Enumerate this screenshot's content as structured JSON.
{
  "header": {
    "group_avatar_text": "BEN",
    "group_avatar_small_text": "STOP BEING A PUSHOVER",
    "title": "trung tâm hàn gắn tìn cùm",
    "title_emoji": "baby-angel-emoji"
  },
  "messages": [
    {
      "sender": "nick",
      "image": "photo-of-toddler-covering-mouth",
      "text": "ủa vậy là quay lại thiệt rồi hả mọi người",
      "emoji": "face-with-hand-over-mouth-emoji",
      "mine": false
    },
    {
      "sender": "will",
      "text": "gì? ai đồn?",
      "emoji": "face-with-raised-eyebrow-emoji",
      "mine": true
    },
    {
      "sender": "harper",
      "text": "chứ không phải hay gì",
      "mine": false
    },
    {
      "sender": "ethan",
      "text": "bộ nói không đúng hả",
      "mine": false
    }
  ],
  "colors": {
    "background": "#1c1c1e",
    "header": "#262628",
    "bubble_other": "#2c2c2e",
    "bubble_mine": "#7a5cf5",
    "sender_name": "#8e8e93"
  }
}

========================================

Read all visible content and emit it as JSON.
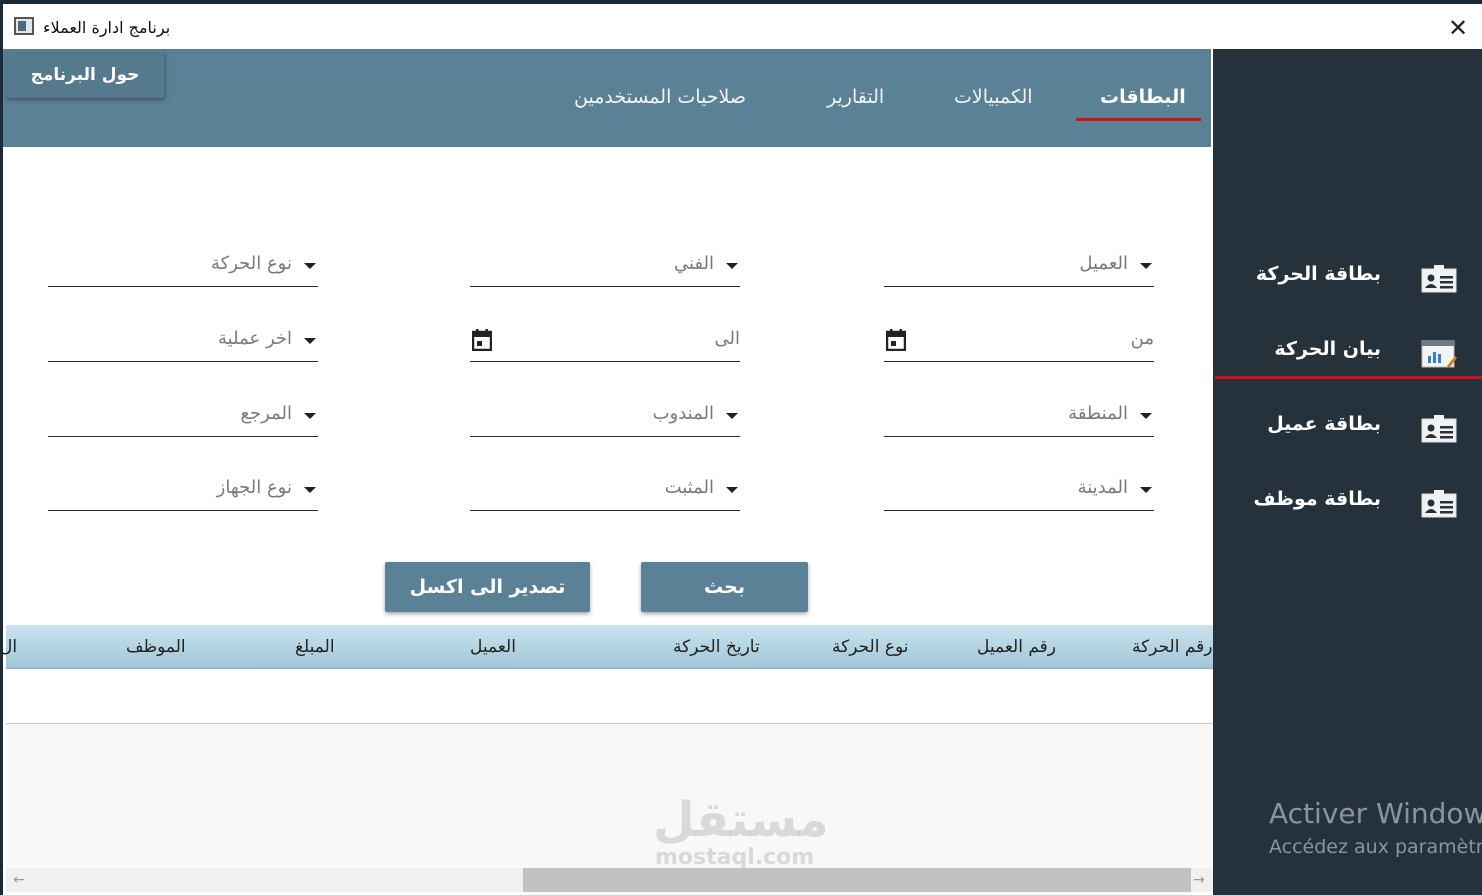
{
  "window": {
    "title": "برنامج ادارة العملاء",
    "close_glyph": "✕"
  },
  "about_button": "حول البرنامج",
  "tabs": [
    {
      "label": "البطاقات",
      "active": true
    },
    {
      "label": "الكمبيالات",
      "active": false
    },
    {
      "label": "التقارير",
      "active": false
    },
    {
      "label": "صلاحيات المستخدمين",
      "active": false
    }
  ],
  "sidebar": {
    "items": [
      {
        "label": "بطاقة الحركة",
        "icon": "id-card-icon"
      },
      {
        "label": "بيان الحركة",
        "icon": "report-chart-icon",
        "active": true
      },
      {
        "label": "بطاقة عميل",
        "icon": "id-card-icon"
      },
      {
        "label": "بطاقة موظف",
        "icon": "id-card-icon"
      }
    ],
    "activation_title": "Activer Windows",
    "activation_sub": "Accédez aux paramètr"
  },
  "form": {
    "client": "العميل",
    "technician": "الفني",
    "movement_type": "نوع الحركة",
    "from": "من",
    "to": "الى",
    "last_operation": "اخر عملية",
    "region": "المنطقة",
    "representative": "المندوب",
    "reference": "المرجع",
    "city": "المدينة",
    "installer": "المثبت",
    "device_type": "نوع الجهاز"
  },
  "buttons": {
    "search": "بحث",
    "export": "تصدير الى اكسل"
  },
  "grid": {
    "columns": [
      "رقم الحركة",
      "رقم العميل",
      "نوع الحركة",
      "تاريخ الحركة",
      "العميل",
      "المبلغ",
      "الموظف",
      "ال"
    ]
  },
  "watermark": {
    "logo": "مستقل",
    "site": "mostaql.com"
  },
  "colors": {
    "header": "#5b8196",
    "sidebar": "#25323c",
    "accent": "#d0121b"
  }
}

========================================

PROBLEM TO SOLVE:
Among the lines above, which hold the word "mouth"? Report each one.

EXERCISE RESULT:
      "image": "photo-of-toddler-covering-mouth",
      "emoji": "face-with-hand-over-mouth-emoji",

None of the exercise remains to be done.